*** Opening MATERIAL TO PROCESS ***
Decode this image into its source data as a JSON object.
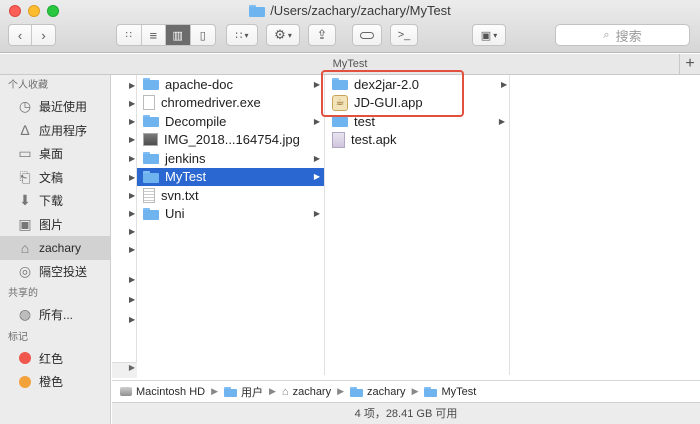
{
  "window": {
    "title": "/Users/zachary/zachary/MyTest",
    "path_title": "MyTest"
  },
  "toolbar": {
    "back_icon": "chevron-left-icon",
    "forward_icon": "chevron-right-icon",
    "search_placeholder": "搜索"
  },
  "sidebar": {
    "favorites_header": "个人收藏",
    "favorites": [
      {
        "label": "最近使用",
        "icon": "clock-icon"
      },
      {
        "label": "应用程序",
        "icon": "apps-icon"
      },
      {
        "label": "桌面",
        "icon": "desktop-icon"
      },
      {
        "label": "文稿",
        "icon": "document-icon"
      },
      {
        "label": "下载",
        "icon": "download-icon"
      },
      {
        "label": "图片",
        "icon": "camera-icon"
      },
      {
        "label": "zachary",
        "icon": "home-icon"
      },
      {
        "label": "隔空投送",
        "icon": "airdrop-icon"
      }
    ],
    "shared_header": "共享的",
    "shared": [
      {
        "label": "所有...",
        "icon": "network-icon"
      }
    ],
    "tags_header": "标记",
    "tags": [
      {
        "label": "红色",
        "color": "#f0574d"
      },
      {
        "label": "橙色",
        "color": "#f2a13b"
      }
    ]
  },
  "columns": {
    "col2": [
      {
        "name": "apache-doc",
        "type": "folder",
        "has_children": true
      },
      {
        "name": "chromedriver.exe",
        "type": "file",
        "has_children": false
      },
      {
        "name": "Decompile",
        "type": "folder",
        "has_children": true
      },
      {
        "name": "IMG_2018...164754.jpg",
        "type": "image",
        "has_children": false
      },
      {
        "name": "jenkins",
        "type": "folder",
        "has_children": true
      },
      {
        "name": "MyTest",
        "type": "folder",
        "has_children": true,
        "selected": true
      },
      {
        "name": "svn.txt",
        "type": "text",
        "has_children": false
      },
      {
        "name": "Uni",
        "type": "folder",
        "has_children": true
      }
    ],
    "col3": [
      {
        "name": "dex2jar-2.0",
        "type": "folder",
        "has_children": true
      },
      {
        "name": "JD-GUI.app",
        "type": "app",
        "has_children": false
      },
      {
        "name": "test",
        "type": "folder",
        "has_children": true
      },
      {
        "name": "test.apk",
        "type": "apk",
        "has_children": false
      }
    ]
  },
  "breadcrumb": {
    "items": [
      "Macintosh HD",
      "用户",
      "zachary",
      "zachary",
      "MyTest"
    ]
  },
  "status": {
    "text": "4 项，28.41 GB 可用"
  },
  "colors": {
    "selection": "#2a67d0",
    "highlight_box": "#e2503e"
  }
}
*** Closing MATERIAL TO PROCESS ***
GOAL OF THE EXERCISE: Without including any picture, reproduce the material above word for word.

YOUR SOLUTION:
Decode this image into its source data as a JSON object.
{
  "window": {
    "title": "/Users/zachary/zachary/MyTest",
    "path_title": "MyTest"
  },
  "toolbar": {
    "back_icon": "chevron-left-icon",
    "forward_icon": "chevron-right-icon",
    "search_placeholder": "搜索"
  },
  "sidebar": {
    "favorites_header": "个人收藏",
    "favorites": [
      {
        "label": "最近使用",
        "icon": "clock-icon"
      },
      {
        "label": "应用程序",
        "icon": "apps-icon"
      },
      {
        "label": "桌面",
        "icon": "desktop-icon"
      },
      {
        "label": "文稿",
        "icon": "document-icon"
      },
      {
        "label": "下载",
        "icon": "download-icon"
      },
      {
        "label": "图片",
        "icon": "camera-icon"
      },
      {
        "label": "zachary",
        "icon": "home-icon"
      },
      {
        "label": "隔空投送",
        "icon": "airdrop-icon"
      }
    ],
    "shared_header": "共享的",
    "shared": [
      {
        "label": "所有...",
        "icon": "network-icon"
      }
    ],
    "tags_header": "标记",
    "tags": [
      {
        "label": "红色",
        "color": "#f0574d"
      },
      {
        "label": "橙色",
        "color": "#f2a13b"
      }
    ]
  },
  "columns": {
    "col2": [
      {
        "name": "apache-doc",
        "type": "folder",
        "has_children": true
      },
      {
        "name": "chromedriver.exe",
        "type": "file",
        "has_children": false
      },
      {
        "name": "Decompile",
        "type": "folder",
        "has_children": true
      },
      {
        "name": "IMG_2018...164754.jpg",
        "type": "image",
        "has_children": false
      },
      {
        "name": "jenkins",
        "type": "folder",
        "has_children": true
      },
      {
        "name": "MyTest",
        "type": "folder",
        "has_children": true,
        "selected": true
      },
      {
        "name": "svn.txt",
        "type": "text",
        "has_children": false
      },
      {
        "name": "Uni",
        "type": "folder",
        "has_children": true
      }
    ],
    "col3": [
      {
        "name": "dex2jar-2.0",
        "type": "folder",
        "has_children": true
      },
      {
        "name": "JD-GUI.app",
        "type": "app",
        "has_children": false
      },
      {
        "name": "test",
        "type": "folder",
        "has_children": true
      },
      {
        "name": "test.apk",
        "type": "apk",
        "has_children": false
      }
    ]
  },
  "breadcrumb": {
    "items": [
      "Macintosh HD",
      "用户",
      "zachary",
      "zachary",
      "MyTest"
    ]
  },
  "status": {
    "text": "4 项，28.41 GB 可用"
  },
  "colors": {
    "selection": "#2a67d0",
    "highlight_box": "#e2503e"
  }
}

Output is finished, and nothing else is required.